But I'm blogging here to remind myself and everyone else that once you step away from having to make a profit, your art can again, be absolutely anything.
And it will probably be better art,
And let's be honest, we already know it makes better TV shows.
But if you want to paint with a large brush, on a large canvas, in my case, if I want to tell stories that will be seen by millions around the world, stories with some of the great actors and talents of our times, stories scored with a 100 piece orchestra, and light up TV and movie screens across the globe -- that takes money.
Millions of dollars most of the time. And when you are suddenly spending millions of dollars -- and not your own -- that is going to involve money men. And money men are about making money, in the same way you are about telling stories.
In commercial film and TV, one does not exist without the other. We actually NEED each other! I just wish we could remember, in the world of high venture capital, how important the artist's voice is in whether or not a film works.
Because that effects the art and the profit from that art.
Someone once told me, when I was bemoaning how my film was being compromised by budgets and business, that if I want to tell stories just the way I want to tell them, I should get a dog and talk my ear off to him.
But I find myself, like most filmmakers in this biz, trying to walk that line, where a good story is told and a healthy profit can still be made.
It keeps occurring to me: The mentality that gave us those deregulated Wall Street whizzes who have almost destroyed the most powerful country in the world by financially castrating it, with greed, no conscience and certainly no thought of consequence?
Isn't that same mentality, the quest for the dollar above all things, systematically destroying TV and movies in the same way?
Because if the decision makers are scared guys who have to look good to the stockholders and have forgotten what happens to the actual creation when the voice of the creator is lost...?
The shows will get worse and further darken the society, rather than helping to make it strong and a place of dreams and hope.

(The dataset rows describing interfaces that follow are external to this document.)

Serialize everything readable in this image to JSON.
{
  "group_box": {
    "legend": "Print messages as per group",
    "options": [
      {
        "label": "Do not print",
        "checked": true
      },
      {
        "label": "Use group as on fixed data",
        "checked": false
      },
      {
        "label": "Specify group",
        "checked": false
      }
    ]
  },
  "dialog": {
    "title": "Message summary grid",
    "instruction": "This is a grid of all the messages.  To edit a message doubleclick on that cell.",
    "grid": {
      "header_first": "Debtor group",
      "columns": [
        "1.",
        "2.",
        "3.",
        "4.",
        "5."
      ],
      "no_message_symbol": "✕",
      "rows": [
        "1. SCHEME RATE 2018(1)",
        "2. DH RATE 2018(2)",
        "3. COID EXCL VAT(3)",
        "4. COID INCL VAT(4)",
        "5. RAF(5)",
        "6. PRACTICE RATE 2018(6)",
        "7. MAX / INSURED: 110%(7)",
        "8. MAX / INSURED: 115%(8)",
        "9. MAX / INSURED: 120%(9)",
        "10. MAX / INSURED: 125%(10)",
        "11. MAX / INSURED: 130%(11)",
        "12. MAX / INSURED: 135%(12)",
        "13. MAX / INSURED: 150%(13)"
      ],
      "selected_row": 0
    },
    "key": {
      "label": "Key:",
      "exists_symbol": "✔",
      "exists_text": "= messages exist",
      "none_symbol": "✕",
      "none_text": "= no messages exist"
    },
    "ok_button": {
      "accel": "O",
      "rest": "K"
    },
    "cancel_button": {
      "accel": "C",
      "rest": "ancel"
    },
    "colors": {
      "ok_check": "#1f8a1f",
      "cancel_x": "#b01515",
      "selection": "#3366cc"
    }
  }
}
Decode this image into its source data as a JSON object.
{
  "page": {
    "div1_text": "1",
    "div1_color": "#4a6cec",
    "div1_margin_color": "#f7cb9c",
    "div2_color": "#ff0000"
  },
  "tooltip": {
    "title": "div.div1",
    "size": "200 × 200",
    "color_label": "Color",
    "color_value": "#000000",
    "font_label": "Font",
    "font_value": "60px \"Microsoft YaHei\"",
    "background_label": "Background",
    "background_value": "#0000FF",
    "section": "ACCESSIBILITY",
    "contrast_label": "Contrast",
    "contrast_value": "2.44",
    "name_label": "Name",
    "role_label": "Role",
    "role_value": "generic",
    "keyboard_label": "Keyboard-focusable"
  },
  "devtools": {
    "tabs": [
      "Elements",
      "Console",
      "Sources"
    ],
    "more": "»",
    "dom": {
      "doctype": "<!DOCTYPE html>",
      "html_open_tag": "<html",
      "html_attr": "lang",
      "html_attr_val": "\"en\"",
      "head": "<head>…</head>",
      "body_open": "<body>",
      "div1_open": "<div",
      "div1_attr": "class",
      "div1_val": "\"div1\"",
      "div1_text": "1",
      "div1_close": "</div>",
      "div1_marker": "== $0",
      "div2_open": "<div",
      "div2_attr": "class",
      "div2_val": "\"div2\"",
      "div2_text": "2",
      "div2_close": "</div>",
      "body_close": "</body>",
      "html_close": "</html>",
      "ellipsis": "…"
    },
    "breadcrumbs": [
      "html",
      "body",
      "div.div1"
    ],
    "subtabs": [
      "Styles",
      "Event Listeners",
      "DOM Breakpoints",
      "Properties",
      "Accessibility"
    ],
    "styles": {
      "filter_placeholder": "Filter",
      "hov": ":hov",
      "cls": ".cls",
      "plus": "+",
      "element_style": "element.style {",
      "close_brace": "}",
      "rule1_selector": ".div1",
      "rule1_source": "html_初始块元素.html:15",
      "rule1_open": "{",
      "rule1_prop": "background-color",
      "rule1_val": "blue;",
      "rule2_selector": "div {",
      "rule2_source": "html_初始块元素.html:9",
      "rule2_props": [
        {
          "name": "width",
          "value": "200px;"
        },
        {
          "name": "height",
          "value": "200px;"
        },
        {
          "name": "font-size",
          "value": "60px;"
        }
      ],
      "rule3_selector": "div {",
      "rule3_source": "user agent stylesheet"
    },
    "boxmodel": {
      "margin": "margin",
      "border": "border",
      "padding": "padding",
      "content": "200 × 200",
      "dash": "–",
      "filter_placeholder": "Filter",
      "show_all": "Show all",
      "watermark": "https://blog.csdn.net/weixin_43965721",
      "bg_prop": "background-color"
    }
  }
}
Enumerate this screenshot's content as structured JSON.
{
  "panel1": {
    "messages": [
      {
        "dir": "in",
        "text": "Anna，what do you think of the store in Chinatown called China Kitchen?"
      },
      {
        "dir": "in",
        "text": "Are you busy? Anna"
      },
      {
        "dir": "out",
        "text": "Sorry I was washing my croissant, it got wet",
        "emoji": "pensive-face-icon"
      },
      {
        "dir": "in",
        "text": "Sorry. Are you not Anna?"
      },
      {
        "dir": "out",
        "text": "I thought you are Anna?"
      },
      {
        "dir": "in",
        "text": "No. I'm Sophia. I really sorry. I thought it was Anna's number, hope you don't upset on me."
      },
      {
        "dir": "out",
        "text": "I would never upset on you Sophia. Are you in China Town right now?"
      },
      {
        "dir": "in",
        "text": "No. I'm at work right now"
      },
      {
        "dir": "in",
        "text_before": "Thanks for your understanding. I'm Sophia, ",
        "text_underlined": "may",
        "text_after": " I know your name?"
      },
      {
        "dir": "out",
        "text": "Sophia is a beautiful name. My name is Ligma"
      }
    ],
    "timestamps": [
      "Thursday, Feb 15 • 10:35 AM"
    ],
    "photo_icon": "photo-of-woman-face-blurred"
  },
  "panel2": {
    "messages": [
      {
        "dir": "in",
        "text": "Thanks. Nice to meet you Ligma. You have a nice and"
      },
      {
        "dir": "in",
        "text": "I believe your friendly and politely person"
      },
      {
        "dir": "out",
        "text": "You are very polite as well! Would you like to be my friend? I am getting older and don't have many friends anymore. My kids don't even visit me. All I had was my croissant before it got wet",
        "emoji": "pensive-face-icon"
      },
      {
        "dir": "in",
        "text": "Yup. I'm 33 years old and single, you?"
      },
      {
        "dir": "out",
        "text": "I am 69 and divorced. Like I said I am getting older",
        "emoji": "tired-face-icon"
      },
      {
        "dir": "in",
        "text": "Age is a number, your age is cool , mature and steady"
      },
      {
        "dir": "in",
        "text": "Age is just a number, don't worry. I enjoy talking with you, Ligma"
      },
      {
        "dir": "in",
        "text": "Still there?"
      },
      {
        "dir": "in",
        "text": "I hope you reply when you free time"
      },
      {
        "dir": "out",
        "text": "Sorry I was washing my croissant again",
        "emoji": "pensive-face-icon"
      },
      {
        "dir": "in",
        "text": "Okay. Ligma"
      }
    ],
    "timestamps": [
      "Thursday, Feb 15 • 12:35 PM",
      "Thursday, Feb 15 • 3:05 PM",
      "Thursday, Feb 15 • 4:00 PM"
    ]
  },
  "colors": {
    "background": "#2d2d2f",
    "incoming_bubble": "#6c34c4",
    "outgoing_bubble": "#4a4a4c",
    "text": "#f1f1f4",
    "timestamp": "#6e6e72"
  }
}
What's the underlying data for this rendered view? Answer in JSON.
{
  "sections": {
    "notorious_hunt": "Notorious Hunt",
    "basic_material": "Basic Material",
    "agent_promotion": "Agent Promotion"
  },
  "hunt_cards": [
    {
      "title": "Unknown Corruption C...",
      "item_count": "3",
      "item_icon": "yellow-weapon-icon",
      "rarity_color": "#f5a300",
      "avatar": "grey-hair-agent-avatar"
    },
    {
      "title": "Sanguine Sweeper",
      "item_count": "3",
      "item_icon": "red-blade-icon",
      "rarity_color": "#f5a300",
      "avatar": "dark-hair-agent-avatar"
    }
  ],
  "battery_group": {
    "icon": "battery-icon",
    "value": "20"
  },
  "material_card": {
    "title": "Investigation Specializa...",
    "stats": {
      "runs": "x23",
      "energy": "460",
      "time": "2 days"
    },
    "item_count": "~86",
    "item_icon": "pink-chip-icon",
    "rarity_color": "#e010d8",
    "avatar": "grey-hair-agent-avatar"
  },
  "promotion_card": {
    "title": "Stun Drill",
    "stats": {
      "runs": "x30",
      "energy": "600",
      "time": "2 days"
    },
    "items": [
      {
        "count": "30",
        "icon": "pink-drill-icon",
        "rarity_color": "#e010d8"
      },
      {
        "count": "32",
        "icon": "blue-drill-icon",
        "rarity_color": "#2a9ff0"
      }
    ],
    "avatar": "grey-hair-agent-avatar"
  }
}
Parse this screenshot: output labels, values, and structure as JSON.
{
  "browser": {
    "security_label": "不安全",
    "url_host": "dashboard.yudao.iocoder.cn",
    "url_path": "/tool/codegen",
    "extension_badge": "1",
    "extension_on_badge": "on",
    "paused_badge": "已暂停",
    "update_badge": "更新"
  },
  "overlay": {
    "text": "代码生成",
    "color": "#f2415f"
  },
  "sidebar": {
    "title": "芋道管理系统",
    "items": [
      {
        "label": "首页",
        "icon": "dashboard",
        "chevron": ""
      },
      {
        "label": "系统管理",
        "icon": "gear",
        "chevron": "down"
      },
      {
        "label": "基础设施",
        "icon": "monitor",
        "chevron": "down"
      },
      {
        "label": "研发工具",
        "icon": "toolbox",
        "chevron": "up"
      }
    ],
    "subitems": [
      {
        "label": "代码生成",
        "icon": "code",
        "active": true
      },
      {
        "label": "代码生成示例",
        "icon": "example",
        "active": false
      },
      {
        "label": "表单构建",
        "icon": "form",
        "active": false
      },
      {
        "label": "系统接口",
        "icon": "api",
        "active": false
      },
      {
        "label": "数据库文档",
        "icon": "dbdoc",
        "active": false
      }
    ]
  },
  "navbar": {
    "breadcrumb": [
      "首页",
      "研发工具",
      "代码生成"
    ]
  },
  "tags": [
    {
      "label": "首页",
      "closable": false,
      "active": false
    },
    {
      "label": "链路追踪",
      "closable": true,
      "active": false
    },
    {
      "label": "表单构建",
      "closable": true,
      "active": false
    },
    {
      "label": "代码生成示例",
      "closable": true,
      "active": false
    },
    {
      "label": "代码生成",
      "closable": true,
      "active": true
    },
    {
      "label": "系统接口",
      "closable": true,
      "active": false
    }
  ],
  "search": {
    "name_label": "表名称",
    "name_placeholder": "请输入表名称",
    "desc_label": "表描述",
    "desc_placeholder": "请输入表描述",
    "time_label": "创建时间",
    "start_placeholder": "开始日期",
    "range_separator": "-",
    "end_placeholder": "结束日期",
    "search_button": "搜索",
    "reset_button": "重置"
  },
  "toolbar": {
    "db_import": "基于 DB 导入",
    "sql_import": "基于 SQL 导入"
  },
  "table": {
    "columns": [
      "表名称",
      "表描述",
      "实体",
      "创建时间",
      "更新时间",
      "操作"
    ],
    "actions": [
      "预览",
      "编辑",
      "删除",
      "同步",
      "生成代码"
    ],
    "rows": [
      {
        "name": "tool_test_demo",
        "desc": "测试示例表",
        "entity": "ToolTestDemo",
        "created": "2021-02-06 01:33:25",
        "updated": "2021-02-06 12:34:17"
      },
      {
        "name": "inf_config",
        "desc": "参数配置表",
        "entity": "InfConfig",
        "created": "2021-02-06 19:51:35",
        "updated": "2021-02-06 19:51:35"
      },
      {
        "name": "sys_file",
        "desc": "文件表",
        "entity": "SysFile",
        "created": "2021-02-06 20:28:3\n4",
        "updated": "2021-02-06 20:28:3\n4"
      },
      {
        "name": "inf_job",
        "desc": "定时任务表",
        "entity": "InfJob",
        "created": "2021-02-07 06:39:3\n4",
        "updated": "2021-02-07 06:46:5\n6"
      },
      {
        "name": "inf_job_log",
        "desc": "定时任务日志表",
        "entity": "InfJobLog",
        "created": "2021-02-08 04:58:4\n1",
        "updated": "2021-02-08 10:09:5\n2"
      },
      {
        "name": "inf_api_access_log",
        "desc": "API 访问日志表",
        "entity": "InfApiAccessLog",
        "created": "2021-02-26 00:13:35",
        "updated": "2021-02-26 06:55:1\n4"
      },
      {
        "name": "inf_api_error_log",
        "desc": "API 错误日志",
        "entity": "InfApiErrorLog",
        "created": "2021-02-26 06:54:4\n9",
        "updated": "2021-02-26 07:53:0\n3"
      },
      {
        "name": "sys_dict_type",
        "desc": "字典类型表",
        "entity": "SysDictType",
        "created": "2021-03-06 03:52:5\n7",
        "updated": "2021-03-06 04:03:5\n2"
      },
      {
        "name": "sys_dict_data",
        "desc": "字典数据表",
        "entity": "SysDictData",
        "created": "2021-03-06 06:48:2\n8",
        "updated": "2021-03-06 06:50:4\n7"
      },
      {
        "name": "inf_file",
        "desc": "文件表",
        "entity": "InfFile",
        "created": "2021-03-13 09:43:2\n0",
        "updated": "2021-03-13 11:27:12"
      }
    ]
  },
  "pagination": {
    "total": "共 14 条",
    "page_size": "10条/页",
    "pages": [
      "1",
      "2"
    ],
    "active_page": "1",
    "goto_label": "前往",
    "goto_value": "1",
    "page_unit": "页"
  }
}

At best, the most watchable and terrific TV and movies will be slowly pushed out of theaters and away from TV networks to an independent computer screen near you.